* **ASSIGNMENT**
Tell how many lines of the material below hold "name". The reply is that number alone.

%%

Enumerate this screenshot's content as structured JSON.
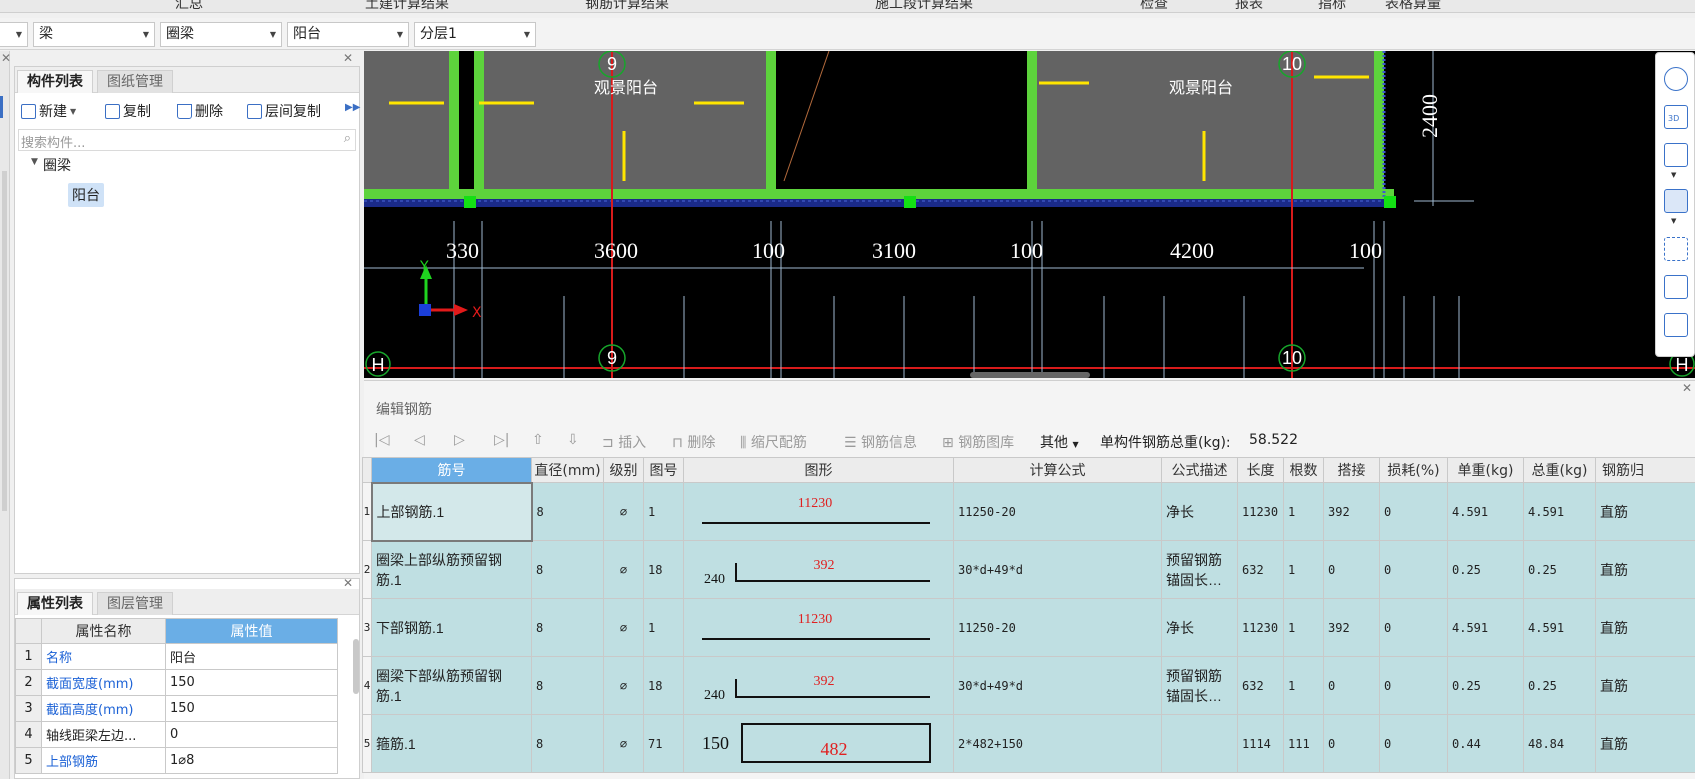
{
  "top_menu": [
    "汇总",
    "土建计算结果",
    "钢筋计算结果",
    "施工段计算结果",
    "检查",
    "报表",
    "指标",
    "表格算量"
  ],
  "dropdowns": [
    {
      "value": ""
    },
    {
      "value": "梁"
    },
    {
      "value": "圈梁"
    },
    {
      "value": "阳台"
    },
    {
      "value": "分层1"
    }
  ],
  "component_panel": {
    "tabs": [
      "构件列表",
      "图纸管理"
    ],
    "toolbar": {
      "new": "新建",
      "copy": "复制",
      "delete": "删除",
      "floor_copy": "层间复制"
    },
    "search_placeholder": "搜索构件...",
    "tree": {
      "group": "圈梁",
      "item": "阳台"
    }
  },
  "property_panel": {
    "tabs": [
      "属性列表",
      "图层管理"
    ],
    "headers": [
      "属性名称",
      "属性值"
    ],
    "rows": [
      {
        "n": "1",
        "name": "名称",
        "value": "阳台",
        "blue": true
      },
      {
        "n": "2",
        "name": "截面宽度(mm)",
        "value": "150",
        "blue": true
      },
      {
        "n": "3",
        "name": "截面高度(mm)",
        "value": "150",
        "blue": true
      },
      {
        "n": "4",
        "name": "轴线距梁左边...",
        "value": "0",
        "blue": false
      },
      {
        "n": "5",
        "name": "上部钢筋",
        "value": "1⌀8",
        "blue": true
      }
    ]
  },
  "cad": {
    "axis_labels": [
      "9",
      "10",
      "9",
      "10",
      "H",
      "H"
    ],
    "dims": [
      "330",
      "3600",
      "100",
      "3100",
      "100",
      "4200",
      "100"
    ],
    "vertical_dim": "2400",
    "room_labels": [
      "观景阳台",
      "观景阳台"
    ],
    "axes": {
      "x": "X",
      "y": "Y"
    }
  },
  "rebar_editor": {
    "title": "编辑钢筋",
    "toolbar": {
      "insert": "插入",
      "delete": "删除",
      "scale": "缩尺配筋",
      "info": "钢筋信息",
      "library": "钢筋图库",
      "other": "其他",
      "total_label": "单构件钢筋总重(kg):",
      "total_value": "58.522"
    },
    "headers": [
      "筋号",
      "直径(mm)",
      "级别",
      "图号",
      "图形",
      "计算公式",
      "公式描述",
      "长度",
      "根数",
      "搭接",
      "损耗(%)",
      "单重(kg)",
      "总重(kg)",
      "钢筋归"
    ],
    "rows": [
      {
        "no": "1",
        "name": "上部钢筋.1",
        "dia": "8",
        "grade": "⌀",
        "fig": "1",
        "shape_left": "",
        "shape_val": "11230",
        "formula": "11250-20",
        "desc": "净长",
        "len": "11230",
        "count": "1",
        "lap": "392",
        "loss": "0",
        "unit_w": "4.591",
        "total_w": "4.591",
        "type": "直筋"
      },
      {
        "no": "2",
        "name": "圈梁上部纵筋预留钢筋.1",
        "dia": "8",
        "grade": "⌀",
        "fig": "18",
        "shape_left": "240",
        "shape_val": "392",
        "formula": "30*d+49*d",
        "desc": "预留钢筋锚固长…",
        "len": "632",
        "count": "1",
        "lap": "0",
        "loss": "0",
        "unit_w": "0.25",
        "total_w": "0.25",
        "type": "直筋"
      },
      {
        "no": "3",
        "name": "下部钢筋.1",
        "dia": "8",
        "grade": "⌀",
        "fig": "1",
        "shape_left": "",
        "shape_val": "11230",
        "formula": "11250-20",
        "desc": "净长",
        "len": "11230",
        "count": "1",
        "lap": "392",
        "loss": "0",
        "unit_w": "4.591",
        "total_w": "4.591",
        "type": "直筋"
      },
      {
        "no": "4",
        "name": "圈梁下部纵筋预留钢筋.1",
        "dia": "8",
        "grade": "⌀",
        "fig": "18",
        "shape_left": "240",
        "shape_val": "392",
        "formula": "30*d+49*d",
        "desc": "预留钢筋锚固长…",
        "len": "632",
        "count": "1",
        "lap": "0",
        "loss": "0",
        "unit_w": "0.25",
        "total_w": "0.25",
        "type": "直筋"
      },
      {
        "no": "5",
        "name": "箍筋.1",
        "dia": "8",
        "grade": "⌀",
        "fig": "71",
        "shape_left": "150",
        "shape_val": "482",
        "formula": "2*482+150",
        "desc": "",
        "len": "1114",
        "count": "111",
        "lap": "0",
        "loss": "0",
        "unit_w": "0.44",
        "total_w": "48.84",
        "type": "直筋"
      }
    ]
  }
}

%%

* **ANSWER AREA**
10